I ended up making a very powerful shotgun that I used for much of my play through.
To really get the most out of the crafting system you’ll have to do a lot of looting, but rest assured, there is loot everywhere.
Every new place you go, a list of things you can find will pop-up in the lower left-hand side of the screen. And I suspect, there are a lot of players, like me, that found it hard to move on to a new area until I had checked off the whole list.
But I did eventually get to a point where, between my magic abilities and my powerful shotgun I had made, I really didn’t feel the need to scavenge for every last piece of loot.
And I almost regretted it as I got toward the end, because, without spoiling anything, there is a bit of a difficulty spike that had me wishing maybe I had crafted some better armor.
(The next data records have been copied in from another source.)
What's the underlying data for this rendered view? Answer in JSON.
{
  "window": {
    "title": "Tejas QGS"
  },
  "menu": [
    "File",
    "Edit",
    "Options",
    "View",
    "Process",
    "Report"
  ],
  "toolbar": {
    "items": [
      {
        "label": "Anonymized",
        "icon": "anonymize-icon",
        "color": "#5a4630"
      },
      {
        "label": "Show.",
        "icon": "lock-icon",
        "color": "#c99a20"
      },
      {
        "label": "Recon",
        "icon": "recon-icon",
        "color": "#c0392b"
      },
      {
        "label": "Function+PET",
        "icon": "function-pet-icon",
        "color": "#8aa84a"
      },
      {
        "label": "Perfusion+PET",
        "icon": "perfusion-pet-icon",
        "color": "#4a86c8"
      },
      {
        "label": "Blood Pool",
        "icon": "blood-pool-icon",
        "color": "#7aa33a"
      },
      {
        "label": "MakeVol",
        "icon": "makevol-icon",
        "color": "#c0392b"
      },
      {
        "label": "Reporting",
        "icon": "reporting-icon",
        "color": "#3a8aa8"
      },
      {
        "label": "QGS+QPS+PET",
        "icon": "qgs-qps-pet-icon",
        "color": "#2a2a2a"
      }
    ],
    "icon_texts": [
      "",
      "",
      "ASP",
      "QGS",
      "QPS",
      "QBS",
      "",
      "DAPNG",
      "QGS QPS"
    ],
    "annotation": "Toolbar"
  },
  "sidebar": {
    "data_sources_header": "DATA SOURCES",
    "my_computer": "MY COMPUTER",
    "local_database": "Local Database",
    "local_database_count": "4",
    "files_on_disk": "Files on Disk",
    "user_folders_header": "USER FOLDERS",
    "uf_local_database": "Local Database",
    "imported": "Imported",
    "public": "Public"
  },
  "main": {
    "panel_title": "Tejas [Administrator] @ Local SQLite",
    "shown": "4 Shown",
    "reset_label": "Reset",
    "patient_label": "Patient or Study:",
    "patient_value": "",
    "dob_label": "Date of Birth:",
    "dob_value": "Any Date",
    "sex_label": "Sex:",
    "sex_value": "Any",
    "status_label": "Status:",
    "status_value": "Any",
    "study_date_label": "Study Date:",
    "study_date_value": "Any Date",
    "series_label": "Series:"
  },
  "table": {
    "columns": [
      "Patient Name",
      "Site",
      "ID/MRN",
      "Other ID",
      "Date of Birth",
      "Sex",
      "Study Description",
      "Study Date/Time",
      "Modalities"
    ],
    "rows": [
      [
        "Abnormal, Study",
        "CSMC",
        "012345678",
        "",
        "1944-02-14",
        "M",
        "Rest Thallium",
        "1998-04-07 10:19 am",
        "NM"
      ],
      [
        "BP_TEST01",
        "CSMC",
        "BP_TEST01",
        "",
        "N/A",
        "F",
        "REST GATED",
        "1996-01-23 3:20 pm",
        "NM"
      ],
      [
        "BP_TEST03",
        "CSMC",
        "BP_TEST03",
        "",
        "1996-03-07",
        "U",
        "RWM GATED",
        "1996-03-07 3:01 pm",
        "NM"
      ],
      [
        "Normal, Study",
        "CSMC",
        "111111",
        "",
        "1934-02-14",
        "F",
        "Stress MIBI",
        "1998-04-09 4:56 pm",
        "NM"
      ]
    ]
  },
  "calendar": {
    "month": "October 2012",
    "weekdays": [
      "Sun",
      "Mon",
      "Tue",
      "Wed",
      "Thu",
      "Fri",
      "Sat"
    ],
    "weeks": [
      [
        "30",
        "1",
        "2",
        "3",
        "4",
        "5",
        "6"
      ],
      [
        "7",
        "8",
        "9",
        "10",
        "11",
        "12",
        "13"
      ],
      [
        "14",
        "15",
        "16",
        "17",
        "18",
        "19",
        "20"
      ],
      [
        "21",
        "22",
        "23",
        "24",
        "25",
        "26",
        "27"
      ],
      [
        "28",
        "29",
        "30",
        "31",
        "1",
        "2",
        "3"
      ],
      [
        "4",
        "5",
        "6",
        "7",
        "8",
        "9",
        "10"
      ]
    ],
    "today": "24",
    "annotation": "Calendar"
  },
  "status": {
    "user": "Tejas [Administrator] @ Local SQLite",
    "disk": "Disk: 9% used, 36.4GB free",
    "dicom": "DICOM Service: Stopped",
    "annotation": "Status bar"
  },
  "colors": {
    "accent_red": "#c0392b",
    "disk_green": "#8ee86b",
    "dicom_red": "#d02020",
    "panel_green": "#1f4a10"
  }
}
But, otherwise, I did not find Biomutant’s combat to be particularly difficult. So I kinda just stopped worrying about upgrading my weapons and armor part way through.
In addition to the multiple forms of attack, there are multiple main storylines all happening at once.
First there’s your character’s personal journey as you enter memories of your childhood, how you learned to fight, and what a big influence your parents had on you, and ultimately what became of them.
You have to face a main villain, who has terrorized the whole world, but had a personal connection to you and your family in a way I won’t spoil.
Then there’s the unification through conquest storyline that involves picking a side in the faction war that’s happening. It plays into the morality system, where you can either embrace the light or the dark, or become some mix of both. Either way, you’ll get to choose the corresponding faction, and then it’ll be your job to lead a campaign of conquest that plays out somewhat similarly to clearing out enemy encampments in an Ubisoft game. As you defeat enemy tribe leaders, you’ll get the choice to add their survivors to your ranks, and you’ll gain the special weapon type their faction was known for.
However, it’s not all combat here, Biomutant breaks the formula up by giving several ways of capturing an enemy base. You might try talking your way through it by persuading the enemy to surrender, if your skills are high enough. You might take out some key defenses that causes the captain to surrender, or you might just enter and fight everyone to the death.
The variety here ended up being a welcome addition.
Another of the main storylines is the Worldeaters and their threat to the tree of life. There are four giant monsters to defeat, and each of them requires you to come up with a different piece of tech to put you on a level playing field before you can fight.
I used a big mech-suit to fight the first Worldeater and hopped aboard a jet ski-like water craft to fight the second. And maybe, I’ll avoid specifying how I fought the last two, in case that’s considered spoiler territory for some.
And finally, there’s the related storyline revolving around selecting the world’s best and brightest to leave this place behind on an ark-like spaceship. But you only have so much space available, so you’ll have to make some tough decisions about whom to take with you.
For me, I played a character aligned with the light. I united the tribes, took down the world eaters and generally left the world in a much better state than it was at the beginning of the game – which is why the whole ark subplot feels awkwardly tacked on in a way that makes no sense at all. I can maybe see the need for it if I had played a dark character that left the world in shadow, but not for my play through.
Despite my issues with how the ending plays out and its performance issues, I think Biomutant is the kind of game that will, in time, be remembered fondly.
It’s fun, it’s pretty to look at, and there’s a lot to do. It has a certain, undeniable, quirky charm that really never wore off on me. And that’s despite the fact that all the characters speak in mumbly gibberish, and then you have to wait for your automaton to translate. But at least the voice of the automaton is pretty pleasant.
It’s a flawed game, but an enjoyable one nonetheless.